■ Supplied material
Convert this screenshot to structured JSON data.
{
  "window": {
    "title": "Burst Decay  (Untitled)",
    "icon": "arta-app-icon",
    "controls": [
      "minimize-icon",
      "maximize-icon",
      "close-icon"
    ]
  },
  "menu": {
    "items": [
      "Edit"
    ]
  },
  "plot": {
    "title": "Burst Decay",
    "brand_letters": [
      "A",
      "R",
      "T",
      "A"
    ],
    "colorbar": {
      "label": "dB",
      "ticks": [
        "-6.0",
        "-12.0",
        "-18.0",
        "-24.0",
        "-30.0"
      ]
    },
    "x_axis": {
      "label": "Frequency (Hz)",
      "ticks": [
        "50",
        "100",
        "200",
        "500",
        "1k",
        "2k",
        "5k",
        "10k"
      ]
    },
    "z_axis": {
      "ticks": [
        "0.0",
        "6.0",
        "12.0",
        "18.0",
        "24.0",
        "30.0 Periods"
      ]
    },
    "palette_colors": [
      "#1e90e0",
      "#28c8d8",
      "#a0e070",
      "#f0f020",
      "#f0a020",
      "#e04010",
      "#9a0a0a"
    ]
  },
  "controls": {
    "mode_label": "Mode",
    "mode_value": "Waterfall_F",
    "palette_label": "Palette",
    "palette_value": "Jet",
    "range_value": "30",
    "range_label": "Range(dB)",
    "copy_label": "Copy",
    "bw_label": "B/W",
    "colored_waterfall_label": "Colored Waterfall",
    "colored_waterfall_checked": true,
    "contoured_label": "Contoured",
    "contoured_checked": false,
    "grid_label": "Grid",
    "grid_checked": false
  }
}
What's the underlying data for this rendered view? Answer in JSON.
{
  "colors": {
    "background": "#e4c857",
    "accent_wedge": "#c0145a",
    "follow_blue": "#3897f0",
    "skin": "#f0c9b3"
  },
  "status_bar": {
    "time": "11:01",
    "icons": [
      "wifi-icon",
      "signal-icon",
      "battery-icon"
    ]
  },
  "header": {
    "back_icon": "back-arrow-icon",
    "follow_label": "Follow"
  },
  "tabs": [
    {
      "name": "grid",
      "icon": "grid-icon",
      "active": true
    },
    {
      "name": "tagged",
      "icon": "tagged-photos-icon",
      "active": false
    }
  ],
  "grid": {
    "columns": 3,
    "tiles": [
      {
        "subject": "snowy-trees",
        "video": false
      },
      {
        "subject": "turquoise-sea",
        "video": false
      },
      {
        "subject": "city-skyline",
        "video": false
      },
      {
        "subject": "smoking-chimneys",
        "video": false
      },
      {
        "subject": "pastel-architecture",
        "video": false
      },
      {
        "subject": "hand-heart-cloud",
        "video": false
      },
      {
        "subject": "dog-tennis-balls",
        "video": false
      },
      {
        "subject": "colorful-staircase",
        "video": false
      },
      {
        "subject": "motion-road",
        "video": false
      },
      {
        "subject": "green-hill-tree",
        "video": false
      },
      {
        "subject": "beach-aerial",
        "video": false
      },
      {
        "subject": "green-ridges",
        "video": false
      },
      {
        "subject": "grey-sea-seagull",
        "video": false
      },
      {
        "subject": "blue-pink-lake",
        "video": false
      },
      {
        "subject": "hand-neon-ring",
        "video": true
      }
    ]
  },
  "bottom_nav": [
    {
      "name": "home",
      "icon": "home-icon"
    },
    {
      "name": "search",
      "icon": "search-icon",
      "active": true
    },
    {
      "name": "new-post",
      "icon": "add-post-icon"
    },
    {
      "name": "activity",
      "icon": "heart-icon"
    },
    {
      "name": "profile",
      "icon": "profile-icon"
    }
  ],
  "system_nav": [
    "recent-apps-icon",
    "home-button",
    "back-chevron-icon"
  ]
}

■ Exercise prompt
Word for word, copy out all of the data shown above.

■ Exercise answer
Convert this screenshot to structured JSON data.
{
  "window": {
    "title": "Burst Decay  (Untitled)",
    "icon": "arta-app-icon",
    "controls": [
      "minimize-icon",
      "maximize-icon",
      "close-icon"
    ]
  },
  "menu": {
    "items": [
      "Edit"
    ]
  },
  "plot": {
    "title": "Burst Decay",
    "brand_letters": [
      "A",
      "R",
      "T",
      "A"
    ],
    "colorbar": {
      "label": "dB",
      "ticks": [
        "-6.0",
        "-12.0",
        "-18.0",
        "-24.0",
        "-30.0"
      ]
    },
    "x_axis": {
      "label": "Frequency (Hz)",
      "ticks": [
        "50",
        "100",
        "200",
        "500",
        "1k",
        "2k",
        "5k",
        "10k"
      ]
    },
    "z_axis": {
      "ticks": [
        "0.0",
        "6.0",
        "12.0",
        "18.0",
        "24.0",
        "30.0 Periods"
      ]
    },
    "palette_colors": [
      "#1e90e0",
      "#28c8d8",
      "#a0e070",
      "#f0f020",
      "#f0a020",
      "#e04010",
      "#9a0a0a"
    ]
  },
  "controls": {
    "mode_label": "Mode",
    "mode_value": "Waterfall_F",
    "palette_label": "Palette",
    "palette_value": "Jet",
    "range_value": "30",
    "range_label": "Range(dB)",
    "copy_label": "Copy",
    "bw_label": "B/W",
    "colored_waterfall_label": "Colored Waterfall",
    "colored_waterfall_checked": true,
    "contoured_label": "Contoured",
    "contoured_checked": false,
    "grid_label": "Grid",
    "grid_checked": false
  }
}
What's the underlying data for this rendered view? Answer in JSON.
{
  "colors": {
    "background": "#e4c857",
    "accent_wedge": "#c0145a",
    "follow_blue": "#3897f0",
    "skin": "#f0c9b3"
  },
  "status_bar": {
    "time": "11:01",
    "icons": [
      "wifi-icon",
      "signal-icon",
      "battery-icon"
    ]
  },
  "header": {
    "back_icon": "back-arrow-icon",
    "follow_label": "Follow"
  },
  "tabs": [
    {
      "name": "grid",
      "icon": "grid-icon",
      "active": true
    },
    {
      "name": "tagged",
      "icon": "tagged-photos-icon",
      "active": false
    }
  ],
  "grid": {
    "columns": 3,
    "tiles": [
      {
        "subject": "snowy-trees",
        "video": false
      },
      {
        "subject": "turquoise-sea",
        "video": false
      },
      {
        "subject": "city-skyline",
        "video": false
      },
      {
        "subject": "smoking-chimneys",
        "video": false
      },
      {
        "subject": "pastel-architecture",
        "video": false
      },
      {
        "subject": "hand-heart-cloud",
        "video": false
      },
      {
        "subject": "dog-tennis-balls",
        "video": false
      },
      {
        "subject": "colorful-staircase",
        "video": false
      },
      {
        "subject": "motion-road",
        "video": false
      },
      {
        "subject": "green-hill-tree",
        "video": false
      },
      {
        "subject": "beach-aerial",
        "video": false
      },
      {
        "subject": "green-ridges",
        "video": false
      },
      {
        "subject": "grey-sea-seagull",
        "video": false
      },
      {
        "subject": "blue-pink-lake",
        "video": false
      },
      {
        "subject": "hand-neon-ring",
        "video": true
      }
    ]
  },
  "bottom_nav": [
    {
      "name": "home",
      "icon": "home-icon"
    },
    {
      "name": "search",
      "icon": "search-icon",
      "active": true
    },
    {
      "name": "new-post",
      "icon": "add-post-icon"
    },
    {
      "name": "activity",
      "icon": "heart-icon"
    },
    {
      "name": "profile",
      "icon": "profile-icon"
    }
  ],
  "system_nav": [
    "recent-apps-icon",
    "home-button",
    "back-chevron-icon"
  ]
}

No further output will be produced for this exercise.